Blinkies are small electronic devices that make very bright (usually flashing) light using LEDs and small batteries. They are often sold by vendors at night-time events that have fireworks displays such as Independence Day, Canada Day, or Guy Fawkes Night. They are also popular at raves, New Year's Eve parties and nighttime sporting events.
There is no industry standard or official name for blinkies, but most common names use some combination of the terms flash, magnet, strobe, body, blink, light, and/or jewelry. Common examples are blinkies, blinkees, body lights, blinky body lights, magnetic flashers, or flashing jewelry.
Blinkies are most often used for amusement at raves, parties and nighttime events.
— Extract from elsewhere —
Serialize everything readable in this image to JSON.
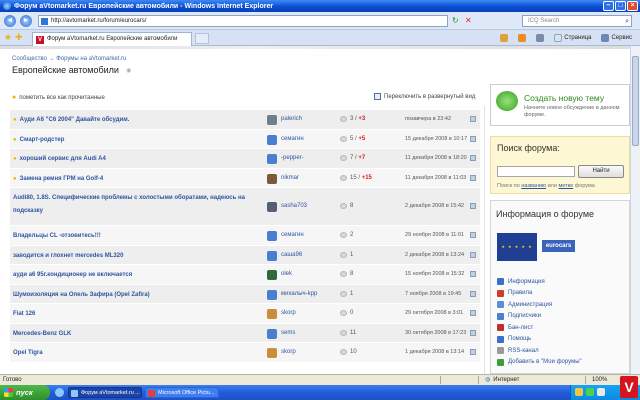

Their other uses include:
A typical blinky is a small plastic two-piece cylinder wide enough to accept a button cell battery with a small etched circuit board on the face and threads on the open end, paired with a cylinder cap which screws on to seal and secure as one. The flashing LED circuit board face can be round and enclosed by the cylinder, or a variety larger colored shapes such as logos that are glued to the outside face of the cylinder end. Common designs utilize a rubber ring gasket as an on/off switch. When placed between the batteries and circuit board inside the front cover, tightening the screw base deforms and flattens the gasket forcing the battery tip to contact the back of the printed circuit board, which completes the circuit. Modern blinkees are more likely to use a battery case that opens with a small eyeglasses type screw and a push button on/off switch.
The most common designs use a set of strong magnets, one at the back of the blinky, and another that can be removed. This allows the light to be easily attached to clothes, or stuck onto any magnetic metal such as buttons or belt buckles. Clips are often used to make earrings, a loop can make a pendant, or a ring can be welded to the back to make a finger ring. Double sided adhesive pads are sometimes used to stick the blinky directly to the body, most often in the navel.
The circuit board typically has anywhere from 2 to as many as 25 micro-LEDs. LEDs that emit different colors within the visible spectrum are commonly used, whereas ultraviolet or infrared LEDs are less common in blinkies. Blue, white, violet, and ultra-violet LEDs often require two or more battery cells, due to their higher voltage requirements. The visible side of the etched circuit board can be constructed to flash in a variety of ways, especially where there are multiple LEDs in multiple colours. A clear plastic conformal coating material such as silicone, acrylic or epoxy protects the fragile LEDs on the exposed front of the board. Shaped boards have literally hundreds of variations combined with imprinting. Common shapes (besides the classic small circle) are stars, hearts, flowers, flags, animals, holiday symbols (like Halloween jack-o-lanterns), and sports team logos.